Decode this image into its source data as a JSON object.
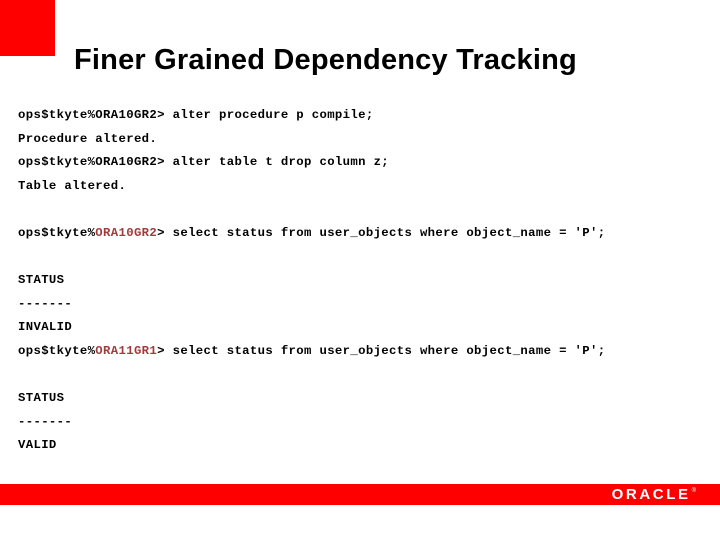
{
  "slide": {
    "title": "Finer Grained Dependency Tracking",
    "accent_color": "#ff0000",
    "footer_color": "#ff0000",
    "db_tag_color": "#a23b3b",
    "text_color": "#000000"
  },
  "footer": {
    "logo_text": "ORACLE",
    "logo_mark": "®"
  },
  "terminal": {
    "lines": [
      {
        "id": "line-1",
        "type": "prompt",
        "prompt_prefix": "ops$tkyte%",
        "db_tag": "ORA10GR2",
        "prompt_suffix": "> ",
        "command": "alter procedure p compile;",
        "tag_highlighted": false,
        "gap_before": false
      },
      {
        "id": "line-2",
        "type": "output",
        "text": "Procedure altered.",
        "gap_before": false
      },
      {
        "id": "line-3",
        "type": "prompt",
        "prompt_prefix": "ops$tkyte%",
        "db_tag": "ORA10GR2",
        "prompt_suffix": "> ",
        "command": "alter table t drop column z;",
        "tag_highlighted": false,
        "gap_before": false
      },
      {
        "id": "line-4",
        "type": "output",
        "text": "Table altered.",
        "gap_before": false
      },
      {
        "id": "line-5",
        "type": "prompt",
        "prompt_prefix": "ops$tkyte%",
        "db_tag": "ORA10GR2",
        "prompt_suffix": "> ",
        "command": "select status from user_objects where object_name = 'P';",
        "tag_highlighted": true,
        "gap_before": true
      },
      {
        "id": "line-6",
        "type": "output",
        "text": "STATUS",
        "gap_before": true
      },
      {
        "id": "line-7",
        "type": "output",
        "text": "-------",
        "gap_before": false
      },
      {
        "id": "line-8",
        "type": "output",
        "text": "INVALID",
        "gap_before": false
      },
      {
        "id": "line-9",
        "type": "prompt",
        "prompt_prefix": "ops$tkyte%",
        "db_tag": "ORA11GR1",
        "prompt_suffix": "> ",
        "command": "select status from user_objects where object_name = 'P';",
        "tag_highlighted": true,
        "gap_before": false
      },
      {
        "id": "line-10",
        "type": "output",
        "text": "STATUS",
        "gap_before": true
      },
      {
        "id": "line-11",
        "type": "output",
        "text": "-------",
        "gap_before": false
      },
      {
        "id": "line-12",
        "type": "output",
        "text": "VALID",
        "gap_before": false
      }
    ]
  }
}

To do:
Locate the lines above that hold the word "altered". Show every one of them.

Written reply:
        "text": "Procedure altered.",
        "text": "Table altered.",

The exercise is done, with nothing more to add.